Meet Mixed Media Artist and Instructor, Jodi Ohl
Jodi has been known to create mixed media art with an edge. It’s one of the things that drew me to her work and her style of teaching in the first place. Her work has been inspiring to so many of her students and the impact of her teaching, which her students share with her, is a big part of what keeps her traveling the country sharing her techniques and creative ideas.
Since you’ll be meeting Jodi face to face soon, I thought it’d be fun to give you a peek into her creative mind.
You are a mixed media artist and instructor, describe what it’s like to do your job.
When I get up in the morning, I get out of bed with a smile on my face because I know every day’s going to be different and I’m in control of what it is I am doing (for the most part). There’s a sense of gratitude I feel each and every day because I am using the gifts that I have in positive ways that are not only helping me grow, but also helping the creative growth of my students.
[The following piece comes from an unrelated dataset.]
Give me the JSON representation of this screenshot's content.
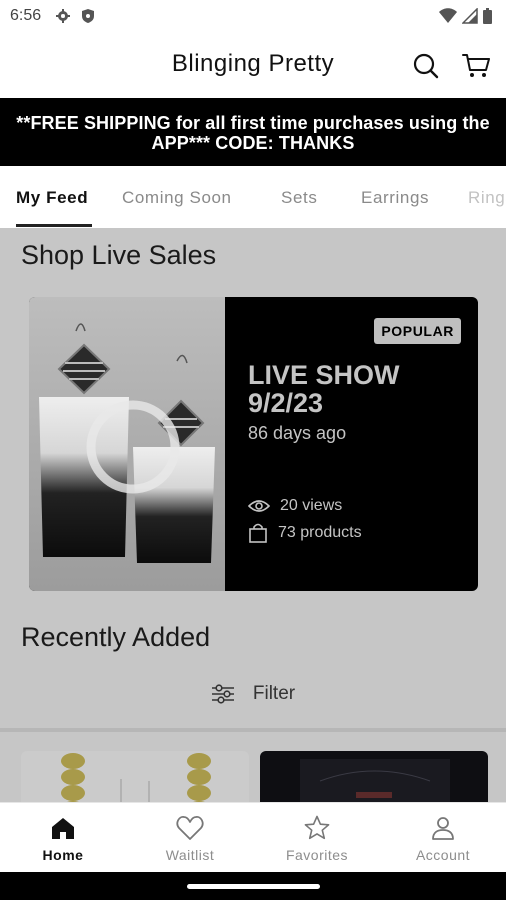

There’s a lot of exciting energy I feel being able to ‘craft my own’ destiny in so many ways. It’s something I felt I had a lot less control of when I worked for someone else in an industry I wasn’t passionate about.
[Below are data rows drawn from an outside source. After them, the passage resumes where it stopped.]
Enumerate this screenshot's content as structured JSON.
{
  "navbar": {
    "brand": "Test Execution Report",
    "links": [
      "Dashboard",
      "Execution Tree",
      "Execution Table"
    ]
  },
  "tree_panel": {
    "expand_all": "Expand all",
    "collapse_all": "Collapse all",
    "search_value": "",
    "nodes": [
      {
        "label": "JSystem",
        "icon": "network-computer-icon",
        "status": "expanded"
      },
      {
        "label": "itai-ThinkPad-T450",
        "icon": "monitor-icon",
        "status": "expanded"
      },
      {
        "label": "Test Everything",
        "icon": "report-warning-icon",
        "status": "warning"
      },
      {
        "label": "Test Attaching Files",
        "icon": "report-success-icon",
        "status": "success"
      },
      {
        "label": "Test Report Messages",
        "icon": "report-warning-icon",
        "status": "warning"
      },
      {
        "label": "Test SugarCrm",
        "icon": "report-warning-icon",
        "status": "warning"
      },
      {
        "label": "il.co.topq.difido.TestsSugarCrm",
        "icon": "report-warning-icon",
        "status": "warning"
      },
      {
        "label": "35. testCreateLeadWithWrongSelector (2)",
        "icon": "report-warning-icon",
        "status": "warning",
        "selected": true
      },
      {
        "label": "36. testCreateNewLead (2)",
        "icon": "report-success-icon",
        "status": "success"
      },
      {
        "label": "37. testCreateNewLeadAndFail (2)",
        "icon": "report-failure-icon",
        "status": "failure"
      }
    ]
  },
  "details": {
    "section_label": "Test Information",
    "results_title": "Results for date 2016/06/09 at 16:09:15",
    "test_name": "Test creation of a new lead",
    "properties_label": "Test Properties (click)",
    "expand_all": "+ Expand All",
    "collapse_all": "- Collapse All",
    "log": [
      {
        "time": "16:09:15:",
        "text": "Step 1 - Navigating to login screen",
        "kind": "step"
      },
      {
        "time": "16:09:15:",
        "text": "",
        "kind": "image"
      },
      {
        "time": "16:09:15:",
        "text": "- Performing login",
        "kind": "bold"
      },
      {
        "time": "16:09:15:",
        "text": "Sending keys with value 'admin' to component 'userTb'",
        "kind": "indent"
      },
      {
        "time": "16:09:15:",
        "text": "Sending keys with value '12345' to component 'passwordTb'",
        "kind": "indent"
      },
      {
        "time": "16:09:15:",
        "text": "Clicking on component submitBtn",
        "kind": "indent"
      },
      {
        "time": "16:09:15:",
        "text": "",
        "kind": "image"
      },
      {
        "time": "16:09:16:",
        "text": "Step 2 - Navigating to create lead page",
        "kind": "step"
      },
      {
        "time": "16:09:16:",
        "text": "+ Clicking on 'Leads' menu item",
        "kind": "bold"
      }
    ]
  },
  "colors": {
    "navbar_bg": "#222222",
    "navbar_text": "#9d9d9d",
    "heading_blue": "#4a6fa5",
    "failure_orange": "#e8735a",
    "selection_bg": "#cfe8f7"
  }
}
Share your favorite classroom moment.
There have been so many moments that I have loved. It’s hard to pick one. I’ve met tons of wonderful people from around the world, many of whom have become dear friends in real life and over the Internet. I think one of the more profound moments I’ve experienced, though, was in 2014 when a student came up to me after a class and told me how she had experienced a debilitating illness, which left her bed ridden for many months and she basically had her life stop because she could do so little. She was going through a major depression, but a friend introduced her to some of my online classes, which she watched in bed and then started to paint a bit in her room. She told me that it was my classes and my easy-going teaching style that opened the door to mixed media and gave her hope again. She told me that she was at the point of almost having no hope when art saved her life. There were tears in both of our eyes as she told me that. She thought it was important that I knew how much my classes had touched her life and gave her hope again. That was such a precious moment to me. I can’t explain how much gratitude I felt for being able to share what I know with others and to truly feel the impact that my teaching was having on someone’s life.
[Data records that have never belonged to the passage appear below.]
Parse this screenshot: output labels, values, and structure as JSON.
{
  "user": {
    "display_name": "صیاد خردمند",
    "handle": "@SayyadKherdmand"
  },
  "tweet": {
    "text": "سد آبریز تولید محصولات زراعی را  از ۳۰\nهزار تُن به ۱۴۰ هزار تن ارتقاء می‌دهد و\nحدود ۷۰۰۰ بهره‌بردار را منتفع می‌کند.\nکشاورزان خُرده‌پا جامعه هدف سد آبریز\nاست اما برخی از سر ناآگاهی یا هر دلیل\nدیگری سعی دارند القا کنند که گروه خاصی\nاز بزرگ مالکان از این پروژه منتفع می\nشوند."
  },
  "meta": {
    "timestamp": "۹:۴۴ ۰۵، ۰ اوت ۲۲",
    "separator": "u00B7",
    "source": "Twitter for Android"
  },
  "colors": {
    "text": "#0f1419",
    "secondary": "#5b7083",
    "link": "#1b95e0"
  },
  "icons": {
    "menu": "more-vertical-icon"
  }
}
What’s your most recent “can’t live without” tool or product discovery?
I just love the David Ford Fine Line Applicators and the Jerry’s Jumbo Jet Pencils.
When you were 12 years old, what did you want to be when you grew up?
A romance novelist.
At what age were you confident calling yourself an “artist”?
I’ve always felt artistic or creative, but I think once I started really changing from doing things for fun and moving towards doing things for fun AND creating to improve my skills, that’s when it moved from hobbyist to artist.
Milk or dark chocolate?
I like them both, but more often than not I reach for milk chocolate.
What’s the best thing you make for dinner?
What do you hope students will get out of their experience during your workshops at Ephemera Paducah?
I hope that my students walk away with the confidence to trust their instincts, to be able to know how to overcome obstacles, to not be afraid to try new techniques, and be okay with imperfections, as it’s when we step out of our comfort zone and let go of expectations that we truly find the gold in what we do. Of course, I hope they have fun and enjoy every minute of our time together!
Name one or two things that have helped you become successful in your art career. Any final words advice for aspiring artists?
Complete commitment to my career and the power of the ask…ask for help, ask for opportunities. Submit your work for publication (or whatever your big hairy audacious dream is) and keep doing it all over and over again, day in and day out. Every “no” leads to a “yes,” and a “no” right now doesn’t mean a “no” forever. Be brave and keep practicing what you do.
To read more about Jodi and admire her artwork, check out her website.